Work instruction: Return the data below in full, exactly as it stands.

Information:
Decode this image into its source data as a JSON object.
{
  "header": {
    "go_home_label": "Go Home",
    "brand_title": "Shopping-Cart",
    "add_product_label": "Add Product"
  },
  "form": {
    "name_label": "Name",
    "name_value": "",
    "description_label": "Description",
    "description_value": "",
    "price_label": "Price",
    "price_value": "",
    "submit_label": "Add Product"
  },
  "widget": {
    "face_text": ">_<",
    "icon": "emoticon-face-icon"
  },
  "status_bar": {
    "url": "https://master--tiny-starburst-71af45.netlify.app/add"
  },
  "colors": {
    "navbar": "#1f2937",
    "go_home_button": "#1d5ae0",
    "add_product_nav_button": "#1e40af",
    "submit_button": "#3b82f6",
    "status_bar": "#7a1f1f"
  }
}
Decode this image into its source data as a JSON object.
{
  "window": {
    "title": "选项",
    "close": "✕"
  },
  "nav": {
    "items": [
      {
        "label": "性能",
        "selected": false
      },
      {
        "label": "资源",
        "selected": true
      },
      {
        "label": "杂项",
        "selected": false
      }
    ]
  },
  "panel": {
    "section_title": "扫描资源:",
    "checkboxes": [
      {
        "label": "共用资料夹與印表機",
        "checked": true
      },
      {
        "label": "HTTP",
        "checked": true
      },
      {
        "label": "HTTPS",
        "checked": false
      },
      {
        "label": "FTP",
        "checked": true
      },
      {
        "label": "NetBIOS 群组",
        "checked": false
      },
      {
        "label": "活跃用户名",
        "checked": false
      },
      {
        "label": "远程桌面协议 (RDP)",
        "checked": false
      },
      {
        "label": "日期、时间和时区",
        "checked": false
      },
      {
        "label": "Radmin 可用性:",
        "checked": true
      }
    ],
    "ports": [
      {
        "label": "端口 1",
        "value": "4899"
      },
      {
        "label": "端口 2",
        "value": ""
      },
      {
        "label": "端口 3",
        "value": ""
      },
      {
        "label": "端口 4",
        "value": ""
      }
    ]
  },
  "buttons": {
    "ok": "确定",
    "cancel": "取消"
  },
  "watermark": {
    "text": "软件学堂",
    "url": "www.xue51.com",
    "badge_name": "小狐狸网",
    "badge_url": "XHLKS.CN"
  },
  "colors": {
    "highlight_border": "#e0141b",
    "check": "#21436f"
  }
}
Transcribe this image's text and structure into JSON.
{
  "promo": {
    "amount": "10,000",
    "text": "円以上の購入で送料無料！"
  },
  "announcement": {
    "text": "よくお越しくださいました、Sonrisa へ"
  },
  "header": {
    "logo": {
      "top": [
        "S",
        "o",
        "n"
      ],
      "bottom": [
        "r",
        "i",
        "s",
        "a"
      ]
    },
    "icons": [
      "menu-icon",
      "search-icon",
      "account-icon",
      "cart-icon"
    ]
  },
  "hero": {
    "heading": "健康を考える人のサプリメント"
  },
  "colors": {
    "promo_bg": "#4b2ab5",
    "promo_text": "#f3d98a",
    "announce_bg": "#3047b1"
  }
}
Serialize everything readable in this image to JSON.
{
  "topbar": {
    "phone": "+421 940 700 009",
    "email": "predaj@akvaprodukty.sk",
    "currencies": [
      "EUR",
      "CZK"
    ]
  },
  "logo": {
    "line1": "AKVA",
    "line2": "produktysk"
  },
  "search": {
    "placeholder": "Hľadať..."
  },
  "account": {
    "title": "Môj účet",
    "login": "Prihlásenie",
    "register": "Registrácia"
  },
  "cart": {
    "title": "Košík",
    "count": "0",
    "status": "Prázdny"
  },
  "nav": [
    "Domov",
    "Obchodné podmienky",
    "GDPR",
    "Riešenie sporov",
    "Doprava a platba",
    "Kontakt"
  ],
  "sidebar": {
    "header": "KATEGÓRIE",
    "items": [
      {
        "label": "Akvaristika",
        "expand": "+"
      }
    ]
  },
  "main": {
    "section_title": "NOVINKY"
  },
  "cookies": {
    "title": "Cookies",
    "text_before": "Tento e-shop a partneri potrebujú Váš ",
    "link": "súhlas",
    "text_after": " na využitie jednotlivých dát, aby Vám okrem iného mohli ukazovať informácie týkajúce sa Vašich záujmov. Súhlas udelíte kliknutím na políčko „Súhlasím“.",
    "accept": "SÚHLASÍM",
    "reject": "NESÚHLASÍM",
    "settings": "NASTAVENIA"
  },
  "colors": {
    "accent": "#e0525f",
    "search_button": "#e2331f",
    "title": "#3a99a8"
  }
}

Written solution:
Decode this image into its source data as a JSON object.
{
  "header": {
    "go_home_label": "Go Home",
    "brand_title": "Shopping-Cart",
    "add_product_label": "Add Product"
  },
  "form": {
    "name_label": "Name",
    "name_value": "",
    "description_label": "Description",
    "description_value": "",
    "price_label": "Price",
    "price_value": "",
    "submit_label": "Add Product"
  },
  "widget": {
    "face_text": ">_<",
    "icon": "emoticon-face-icon"
  },
  "status_bar": {
    "url": "https://master--tiny-starburst-71af45.netlify.app/add"
  },
  "colors": {
    "navbar": "#1f2937",
    "go_home_button": "#1d5ae0",
    "add_product_nav_button": "#1e40af",
    "submit_button": "#3b82f6",
    "status_bar": "#7a1f1f"
  }
}
Decode this image into its source data as a JSON object.
{
  "window": {
    "title": "选项",
    "close": "✕"
  },
  "nav": {
    "items": [
      {
        "label": "性能",
        "selected": false
      },
      {
        "label": "资源",
        "selected": true
      },
      {
        "label": "杂项",
        "selected": false
      }
    ]
  },
  "panel": {
    "section_title": "扫描资源:",
    "checkboxes": [
      {
        "label": "共用资料夹與印表機",
        "checked": true
      },
      {
        "label": "HTTP",
        "checked": true
      },
      {
        "label": "HTTPS",
        "checked": false
      },
      {
        "label": "FTP",
        "checked": true
      },
      {
        "label": "NetBIOS 群组",
        "checked": false
      },
      {
        "label": "活跃用户名",
        "checked": false
      },
      {
        "label": "远程桌面协议 (RDP)",
        "checked": false
      },
      {
        "label": "日期、时间和时区",
        "checked": false
      },
      {
        "label": "Radmin 可用性:",
        "checked": true
      }
    ],
    "ports": [
      {
        "label": "端口 1",
        "value": "4899"
      },
      {
        "label": "端口 2",
        "value": ""
      },
      {
        "label": "端口 3",
        "value": ""
      },
      {
        "label": "端口 4",
        "value": ""
      }
    ]
  },
  "buttons": {
    "ok": "确定",
    "cancel": "取消"
  },
  "watermark": {
    "text": "软件学堂",
    "url": "www.xue51.com",
    "badge_name": "小狐狸网",
    "badge_url": "XHLKS.CN"
  },
  "colors": {
    "highlight_border": "#e0141b",
    "check": "#21436f"
  }
}
Transcribe this image's text and structure into JSON.
{
  "promo": {
    "amount": "10,000",
    "text": "円以上の購入で送料無料！"
  },
  "announcement": {
    "text": "よくお越しくださいました、Sonrisa へ"
  },
  "header": {
    "logo": {
      "top": [
        "S",
        "o",
        "n"
      ],
      "bottom": [
        "r",
        "i",
        "s",
        "a"
      ]
    },
    "icons": [
      "menu-icon",
      "search-icon",
      "account-icon",
      "cart-icon"
    ]
  },
  "hero": {
    "heading": "健康を考える人のサプリメント"
  },
  "colors": {
    "promo_bg": "#4b2ab5",
    "promo_text": "#f3d98a",
    "announce_bg": "#3047b1"
  }
}
Serialize everything readable in this image to JSON.
{
  "topbar": {
    "phone": "+421 940 700 009",
    "email": "predaj@akvaprodukty.sk",
    "currencies": [
      "EUR",
      "CZK"
    ]
  },
  "logo": {
    "line1": "AKVA",
    "line2": "produktysk"
  },
  "search": {
    "placeholder": "Hľadať..."
  },
  "account": {
    "title": "Môj účet",
    "login": "Prihlásenie",
    "register": "Registrácia"
  },
  "cart": {
    "title": "Košík",
    "count": "0",
    "status": "Prázdny"
  },
  "nav": [
    "Domov",
    "Obchodné podmienky",
    "GDPR",
    "Riešenie sporov",
    "Doprava a platba",
    "Kontakt"
  ],
  "sidebar": {
    "header": "KATEGÓRIE",
    "items": [
      {
        "label": "Akvaristika",
        "expand": "+"
      }
    ]
  },
  "main": {
    "section_title": "NOVINKY"
  },
  "cookies": {
    "title": "Cookies",
    "text_before": "Tento e-shop a partneri potrebujú Váš ",
    "link": "súhlas",
    "text_after": " na využitie jednotlivých dát, aby Vám okrem iného mohli ukazovať informácie týkajúce sa Vašich záujmov. Súhlas udelíte kliknutím na políčko „Súhlasím“.",
    "accept": "SÚHLASÍM",
    "reject": "NESÚHLASÍM",
    "settings": "NASTAVENIA"
  },
  "colors": {
    "accent": "#e0525f",
    "search_button": "#e2331f",
    "title": "#3a99a8"
  }
}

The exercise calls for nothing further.